**Work task:**
Below is a block of records; please copy all of them exactly.

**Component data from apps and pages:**
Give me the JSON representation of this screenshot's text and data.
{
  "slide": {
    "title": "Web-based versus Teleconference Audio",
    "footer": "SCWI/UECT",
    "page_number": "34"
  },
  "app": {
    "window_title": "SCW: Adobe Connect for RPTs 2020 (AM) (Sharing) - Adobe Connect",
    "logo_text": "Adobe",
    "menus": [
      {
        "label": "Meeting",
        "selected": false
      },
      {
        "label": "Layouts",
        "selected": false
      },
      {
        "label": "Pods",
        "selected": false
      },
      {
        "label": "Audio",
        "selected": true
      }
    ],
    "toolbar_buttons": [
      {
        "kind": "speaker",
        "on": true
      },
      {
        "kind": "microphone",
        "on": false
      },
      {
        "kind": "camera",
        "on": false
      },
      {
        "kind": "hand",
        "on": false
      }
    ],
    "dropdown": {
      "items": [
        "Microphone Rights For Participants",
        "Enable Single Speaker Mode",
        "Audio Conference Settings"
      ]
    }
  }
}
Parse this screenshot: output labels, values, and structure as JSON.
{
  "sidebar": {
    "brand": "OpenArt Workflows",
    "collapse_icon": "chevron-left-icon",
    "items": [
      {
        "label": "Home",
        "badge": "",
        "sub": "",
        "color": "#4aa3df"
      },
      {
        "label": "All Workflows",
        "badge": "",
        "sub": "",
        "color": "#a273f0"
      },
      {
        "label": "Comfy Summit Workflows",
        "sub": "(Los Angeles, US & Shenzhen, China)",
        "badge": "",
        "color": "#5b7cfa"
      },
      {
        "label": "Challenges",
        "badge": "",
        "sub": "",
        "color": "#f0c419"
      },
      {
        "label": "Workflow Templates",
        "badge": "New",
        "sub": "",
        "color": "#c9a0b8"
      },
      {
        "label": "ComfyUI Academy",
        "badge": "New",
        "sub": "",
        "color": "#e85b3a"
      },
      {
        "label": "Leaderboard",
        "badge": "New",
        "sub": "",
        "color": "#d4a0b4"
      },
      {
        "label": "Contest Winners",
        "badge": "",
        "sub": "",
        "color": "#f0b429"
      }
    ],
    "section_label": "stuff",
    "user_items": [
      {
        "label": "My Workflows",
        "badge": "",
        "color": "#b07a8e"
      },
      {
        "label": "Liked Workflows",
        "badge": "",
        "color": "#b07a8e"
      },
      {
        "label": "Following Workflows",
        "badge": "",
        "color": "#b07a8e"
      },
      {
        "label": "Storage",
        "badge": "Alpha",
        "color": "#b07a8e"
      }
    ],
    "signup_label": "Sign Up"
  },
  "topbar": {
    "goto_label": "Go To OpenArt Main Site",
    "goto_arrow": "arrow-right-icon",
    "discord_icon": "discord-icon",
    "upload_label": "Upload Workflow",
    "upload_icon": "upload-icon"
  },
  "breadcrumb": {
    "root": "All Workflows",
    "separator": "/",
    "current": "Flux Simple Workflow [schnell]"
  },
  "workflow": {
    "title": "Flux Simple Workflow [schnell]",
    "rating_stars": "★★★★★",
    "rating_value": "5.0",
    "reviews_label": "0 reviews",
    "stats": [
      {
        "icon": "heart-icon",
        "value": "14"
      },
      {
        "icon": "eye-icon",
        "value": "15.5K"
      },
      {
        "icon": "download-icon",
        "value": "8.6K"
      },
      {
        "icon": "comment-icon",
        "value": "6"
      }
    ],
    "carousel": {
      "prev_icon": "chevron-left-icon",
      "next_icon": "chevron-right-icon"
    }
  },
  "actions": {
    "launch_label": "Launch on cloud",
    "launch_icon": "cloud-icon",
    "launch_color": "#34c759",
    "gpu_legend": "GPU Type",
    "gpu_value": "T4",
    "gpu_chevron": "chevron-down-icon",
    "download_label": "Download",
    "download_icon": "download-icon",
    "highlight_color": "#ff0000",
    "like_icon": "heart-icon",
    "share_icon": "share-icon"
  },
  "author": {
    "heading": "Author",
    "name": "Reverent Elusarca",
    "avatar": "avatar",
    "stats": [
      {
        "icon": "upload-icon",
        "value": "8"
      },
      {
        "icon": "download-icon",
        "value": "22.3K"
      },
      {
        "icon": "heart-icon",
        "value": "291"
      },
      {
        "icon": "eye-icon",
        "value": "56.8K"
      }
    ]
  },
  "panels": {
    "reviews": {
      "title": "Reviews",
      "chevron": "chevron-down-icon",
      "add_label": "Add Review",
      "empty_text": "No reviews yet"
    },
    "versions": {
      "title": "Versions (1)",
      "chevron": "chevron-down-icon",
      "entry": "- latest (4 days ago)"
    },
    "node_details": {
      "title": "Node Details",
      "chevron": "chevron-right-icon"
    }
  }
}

**Response to the task:**
Give me the JSON representation of this screenshot's text and data.
{
  "slide": {
    "title": "Web-based versus Teleconference Audio",
    "footer": "SCWI/UECT",
    "page_number": "34"
  },
  "app": {
    "window_title": "SCW: Adobe Connect for RPTs 2020 (AM) (Sharing) - Adobe Connect",
    "logo_text": "Adobe",
    "menus": [
      {
        "label": "Meeting",
        "selected": false
      },
      {
        "label": "Layouts",
        "selected": false
      },
      {
        "label": "Pods",
        "selected": false
      },
      {
        "label": "Audio",
        "selected": true
      }
    ],
    "toolbar_buttons": [
      {
        "kind": "speaker",
        "on": true
      },
      {
        "kind": "microphone",
        "on": false
      },
      {
        "kind": "camera",
        "on": false
      },
      {
        "kind": "hand",
        "on": false
      }
    ],
    "dropdown": {
      "items": [
        "Microphone Rights For Participants",
        "Enable Single Speaker Mode",
        "Audio Conference Settings"
      ]
    }
  }
}
Parse this screenshot: output labels, values, and structure as JSON.
{
  "sidebar": {
    "brand": "OpenArt Workflows",
    "collapse_icon": "chevron-left-icon",
    "items": [
      {
        "label": "Home",
        "badge": "",
        "sub": "",
        "color": "#4aa3df"
      },
      {
        "label": "All Workflows",
        "badge": "",
        "sub": "",
        "color": "#a273f0"
      },
      {
        "label": "Comfy Summit Workflows",
        "sub": "(Los Angeles, US & Shenzhen, China)",
        "badge": "",
        "color": "#5b7cfa"
      },
      {
        "label": "Challenges",
        "badge": "",
        "sub": "",
        "color": "#f0c419"
      },
      {
        "label": "Workflow Templates",
        "badge": "New",
        "sub": "",
        "color": "#c9a0b8"
      },
      {
        "label": "ComfyUI Academy",
        "badge": "New",
        "sub": "",
        "color": "#e85b3a"
      },
      {
        "label": "Leaderboard",
        "badge": "New",
        "sub": "",
        "color": "#d4a0b4"
      },
      {
        "label": "Contest Winners",
        "badge": "",
        "sub": "",
        "color": "#f0b429"
      }
    ],
    "section_label": "stuff",
    "user_items": [
      {
        "label": "My Workflows",
        "badge": "",
        "color": "#b07a8e"
      },
      {
        "label": "Liked Workflows",
        "badge": "",
        "color": "#b07a8e"
      },
      {
        "label": "Following Workflows",
        "badge": "",
        "color": "#b07a8e"
      },
      {
        "label": "Storage",
        "badge": "Alpha",
        "color": "#b07a8e"
      }
    ],
    "signup_label": "Sign Up"
  },
  "topbar": {
    "goto_label": "Go To OpenArt Main Site",
    "goto_arrow": "arrow-right-icon",
    "discord_icon": "discord-icon",
    "upload_label": "Upload Workflow",
    "upload_icon": "upload-icon"
  },
  "breadcrumb": {
    "root": "All Workflows",
    "separator": "/",
    "current": "Flux Simple Workflow [schnell]"
  },
  "workflow": {
    "title": "Flux Simple Workflow [schnell]",
    "rating_stars": "★★★★★",
    "rating_value": "5.0",
    "reviews_label": "0 reviews",
    "stats": [
      {
        "icon": "heart-icon",
        "value": "14"
      },
      {
        "icon": "eye-icon",
        "value": "15.5K"
      },
      {
        "icon": "download-icon",
        "value": "8.6K"
      },
      {
        "icon": "comment-icon",
        "value": "6"
      }
    ],
    "carousel": {
      "prev_icon": "chevron-left-icon",
      "next_icon": "chevron-right-icon"
    }
  },
  "actions": {
    "launch_label": "Launch on cloud",
    "launch_icon": "cloud-icon",
    "launch_color": "#34c759",
    "gpu_legend": "GPU Type",
    "gpu_value": "T4",
    "gpu_chevron": "chevron-down-icon",
    "download_label": "Download",
    "download_icon": "download-icon",
    "highlight_color": "#ff0000",
    "like_icon": "heart-icon",
    "share_icon": "share-icon"
  },
  "author": {
    "heading": "Author",
    "name": "Reverent Elusarca",
    "avatar": "avatar",
    "stats": [
      {
        "icon": "upload-icon",
        "value": "8"
      },
      {
        "icon": "download-icon",
        "value": "22.3K"
      },
      {
        "icon": "heart-icon",
        "value": "291"
      },
      {
        "icon": "eye-icon",
        "value": "56.8K"
      }
    ]
  },
  "panels": {
    "reviews": {
      "title": "Reviews",
      "chevron": "chevron-down-icon",
      "add_label": "Add Review",
      "empty_text": "No reviews yet"
    },
    "versions": {
      "title": "Versions (1)",
      "chevron": "chevron-down-icon",
      "entry": "- latest (4 days ago)"
    },
    "node_details": {
      "title": "Node Details",
      "chevron": "chevron-right-icon"
    }
  }
}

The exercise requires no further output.